The influence of training on static and functional balance in adolescent karateka
Kajetan J. Słomka1, Maria Sowa1, Martyna Swatowska1, Krzysztof Ćwikła1, Marta Niewczas2, Sławomir Drozd2, Marian Rzepko2
1Dept. of Motor Behavior, Institute of Sport Sciences, The Jerzy Kukuczka Academy of Physical Education in Katowice, Katowice, Poland
2Institute of Physical Culture Sciences, Medical College of Rzeszów University, Poland, Rzeszów, Poland
Author for correspondence: Kajetan J. Słomka; Dept. of Motor Behavior, Institute of Sport Sciences, The Jerzy Kukuczka Academy of Physical Education in Katowice, Katowice, Poland; email: email@example.com
Background and Study Aim: Almost every voluntary movement involves maintenance of balance in a static or dynamic form. The use of the functional balance test and rambling-trembling COP (centre of foot pressure) decomposition should allow to distinguish subtle alterations in the postural control of karate practitioners. The aim of this study was the knowledge about the static and functional balance in adolescent karate practitioners. We hypothesise that karate training elicit significant changes in postural control characteristics despite turbulent adolescence.
Material and Methods: Twenty-eight healthy male adolescents took part in the study, 13 of them were involved in karate training with at least 7 years of training experience. Their average age was 16.7 ±0.5 and 16.5 ±0.5 for the karate and control group respectively. Three testing procedures were used – anthropometric foot measurement, quiet standing and LOS test. A force platform was used in the static and functional balance examination. The range, root mean square (rms) and velocity of COP, rambling and trembling were analysed.

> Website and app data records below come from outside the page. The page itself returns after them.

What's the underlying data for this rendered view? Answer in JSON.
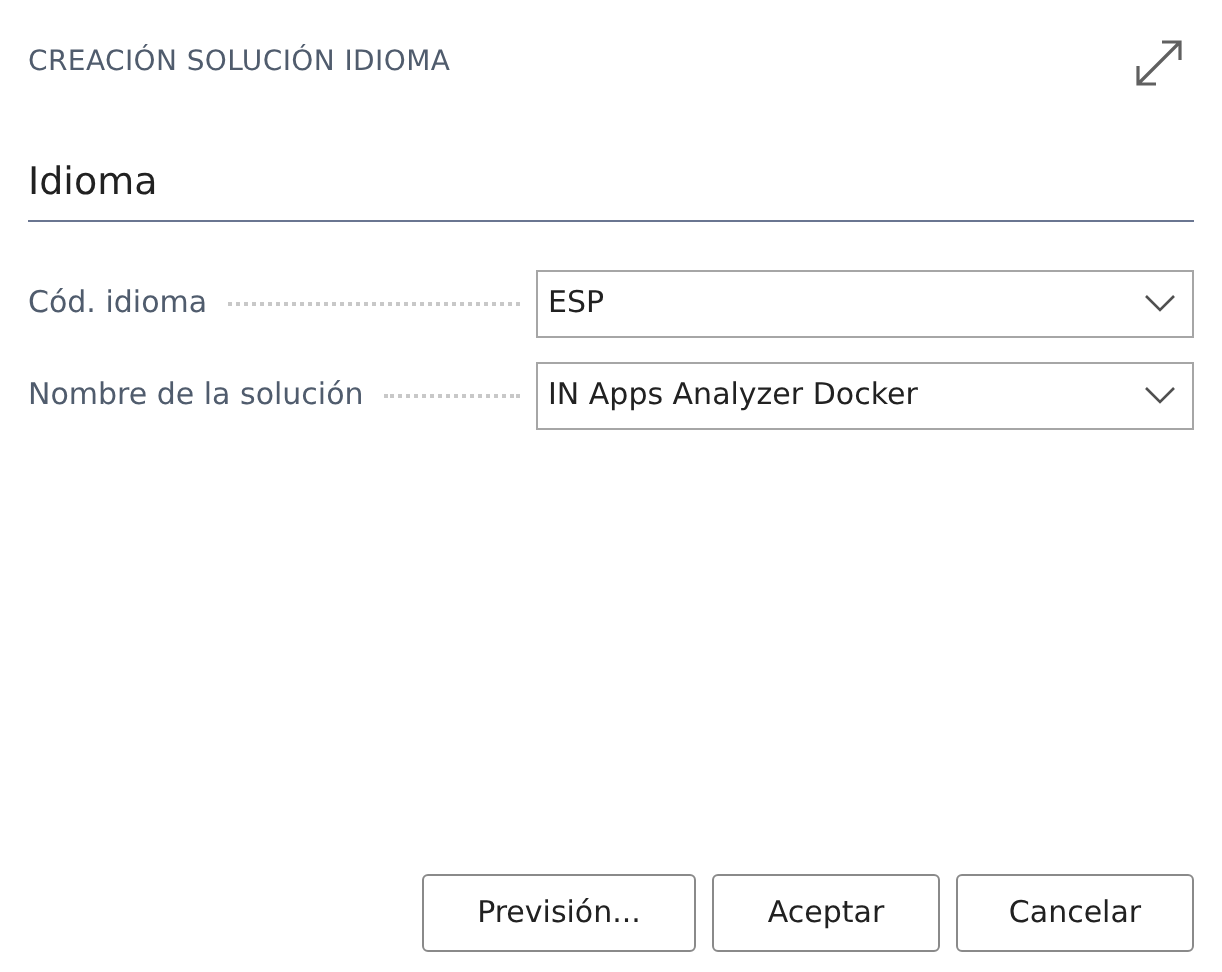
{
  "dialog": {
    "title": "CREACIÓN SOLUCIÓN IDIOMA"
  },
  "section": {
    "title": "Idioma"
  },
  "fields": [
    {
      "label": "Cód. idioma",
      "value": "ESP"
    },
    {
      "label": "Nombre de la solución",
      "value": "IN Apps Analyzer Docker"
    }
  ],
  "buttons": [
    "Previsión...",
    "Aceptar",
    "Cancelar"
  ]
}
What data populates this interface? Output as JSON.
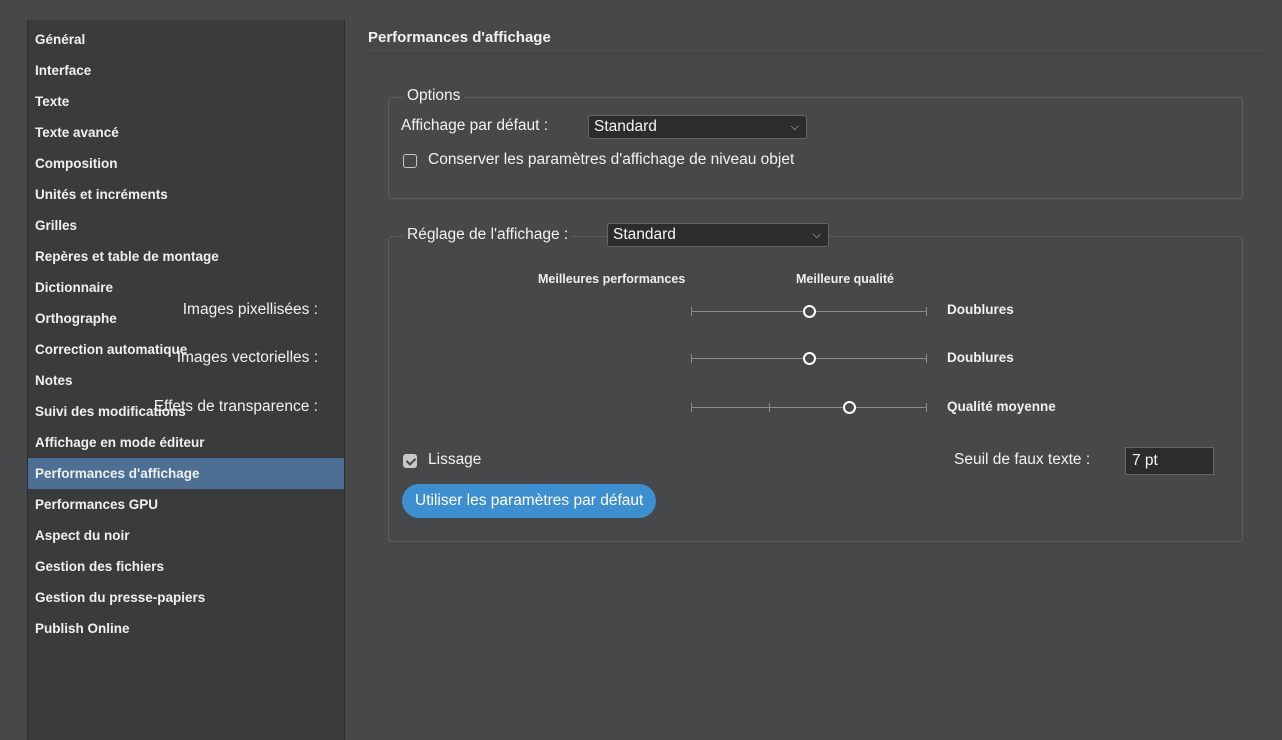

Results: The Mann-Whitney U test showed significant differences in all analysed variables in antero-posterior (AP) plane and only for rms in medio-lateral (ML) plane. The velocity of trembling in ML was the only variable differentiating the examined groups. The karate group presented superior functional stability in the LOS test and exceeded the presumed 100% of the functional stability region.
Conclusions: The existence of significant changes in the postural characteristics after a longitudinal karate training in adolescence confirmed our hypothesis. These changes positively support the athlete's competitive activity and the turbulent adolescence period do not negatively influence postural performance. The rambling-trembling analysis can be used in discrimination of the specificity of the discipline. The adolescent karate practitioners present superior functional balance with respect to their non-training peers. It seems that moderate karate/kata training would be a good alternative in rehabilitation programs. Furthermore, research concerning the role of the feet muscle would contribute to explanation of the reason for the registered differences in functional balance.
Key words: martial arts, functional stability limit, body balance, rambling/trembling decomposition of COP